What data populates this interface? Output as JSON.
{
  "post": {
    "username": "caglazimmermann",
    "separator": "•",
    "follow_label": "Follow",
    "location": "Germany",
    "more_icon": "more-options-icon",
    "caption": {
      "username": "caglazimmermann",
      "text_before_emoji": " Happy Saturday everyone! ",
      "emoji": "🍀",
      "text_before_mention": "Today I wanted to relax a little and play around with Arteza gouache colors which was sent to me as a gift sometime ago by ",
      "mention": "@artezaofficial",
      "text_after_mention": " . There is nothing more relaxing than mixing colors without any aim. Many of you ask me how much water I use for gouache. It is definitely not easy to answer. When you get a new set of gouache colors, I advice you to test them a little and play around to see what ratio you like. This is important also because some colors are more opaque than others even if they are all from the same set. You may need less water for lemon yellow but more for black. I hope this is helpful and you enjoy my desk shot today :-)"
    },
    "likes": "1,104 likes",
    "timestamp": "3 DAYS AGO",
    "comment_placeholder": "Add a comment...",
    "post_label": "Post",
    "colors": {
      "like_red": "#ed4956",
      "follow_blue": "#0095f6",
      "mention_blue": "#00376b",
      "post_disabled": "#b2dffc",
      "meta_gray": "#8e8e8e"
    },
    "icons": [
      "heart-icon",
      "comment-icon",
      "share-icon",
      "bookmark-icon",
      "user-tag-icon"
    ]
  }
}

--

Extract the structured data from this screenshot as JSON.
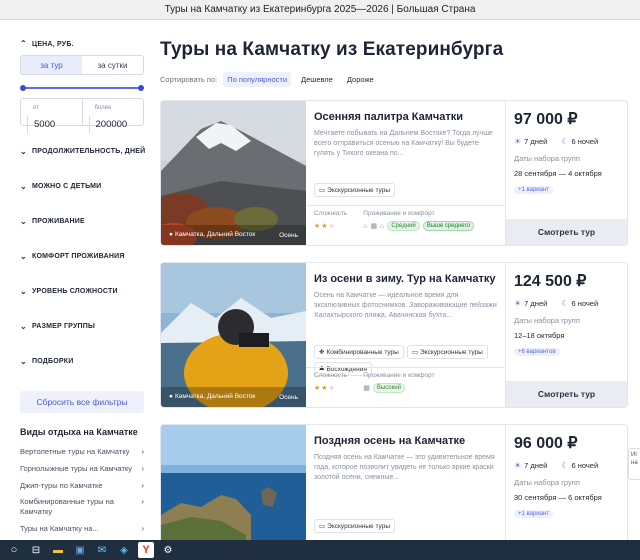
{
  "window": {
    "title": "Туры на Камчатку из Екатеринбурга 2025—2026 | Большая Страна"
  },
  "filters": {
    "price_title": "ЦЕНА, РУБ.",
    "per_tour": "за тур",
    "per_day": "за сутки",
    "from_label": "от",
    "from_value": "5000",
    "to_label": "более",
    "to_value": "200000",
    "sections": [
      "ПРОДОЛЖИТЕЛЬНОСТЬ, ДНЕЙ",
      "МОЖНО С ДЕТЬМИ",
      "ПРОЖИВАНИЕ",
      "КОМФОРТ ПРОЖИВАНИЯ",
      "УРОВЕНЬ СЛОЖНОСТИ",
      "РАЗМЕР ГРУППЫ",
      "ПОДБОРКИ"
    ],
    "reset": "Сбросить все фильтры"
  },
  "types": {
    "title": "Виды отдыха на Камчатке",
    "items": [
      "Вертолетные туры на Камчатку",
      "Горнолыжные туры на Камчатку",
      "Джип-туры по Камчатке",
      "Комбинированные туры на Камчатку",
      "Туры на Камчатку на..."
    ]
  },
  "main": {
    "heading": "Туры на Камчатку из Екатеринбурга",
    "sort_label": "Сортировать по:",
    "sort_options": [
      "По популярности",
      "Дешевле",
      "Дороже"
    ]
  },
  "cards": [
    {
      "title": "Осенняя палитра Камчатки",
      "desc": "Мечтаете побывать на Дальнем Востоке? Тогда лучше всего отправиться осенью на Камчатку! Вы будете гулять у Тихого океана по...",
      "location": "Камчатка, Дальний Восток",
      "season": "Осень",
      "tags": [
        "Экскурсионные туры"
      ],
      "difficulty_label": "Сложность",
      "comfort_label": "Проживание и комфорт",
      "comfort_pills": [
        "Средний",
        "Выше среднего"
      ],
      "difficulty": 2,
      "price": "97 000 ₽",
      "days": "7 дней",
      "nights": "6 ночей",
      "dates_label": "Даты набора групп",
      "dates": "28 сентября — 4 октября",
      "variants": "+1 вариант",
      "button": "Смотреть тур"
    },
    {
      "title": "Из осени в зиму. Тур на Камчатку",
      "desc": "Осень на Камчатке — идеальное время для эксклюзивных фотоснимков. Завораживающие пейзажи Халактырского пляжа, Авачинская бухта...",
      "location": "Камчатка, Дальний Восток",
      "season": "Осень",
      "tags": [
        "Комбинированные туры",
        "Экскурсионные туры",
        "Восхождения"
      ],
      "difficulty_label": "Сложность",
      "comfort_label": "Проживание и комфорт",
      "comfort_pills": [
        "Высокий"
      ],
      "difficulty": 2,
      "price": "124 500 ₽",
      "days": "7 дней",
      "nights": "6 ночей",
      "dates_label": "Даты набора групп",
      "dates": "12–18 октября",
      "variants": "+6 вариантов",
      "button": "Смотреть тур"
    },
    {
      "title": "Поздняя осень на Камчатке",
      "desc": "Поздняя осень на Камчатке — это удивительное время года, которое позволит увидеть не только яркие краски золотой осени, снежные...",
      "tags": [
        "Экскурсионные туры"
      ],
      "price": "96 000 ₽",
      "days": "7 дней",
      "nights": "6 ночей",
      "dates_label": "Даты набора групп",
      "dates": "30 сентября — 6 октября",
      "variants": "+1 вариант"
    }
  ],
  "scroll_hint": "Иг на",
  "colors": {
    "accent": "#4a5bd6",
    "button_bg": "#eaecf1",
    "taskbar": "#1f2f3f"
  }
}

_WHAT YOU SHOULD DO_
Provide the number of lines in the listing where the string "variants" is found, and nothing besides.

_SOLUTION TO THE EXERCISE_
3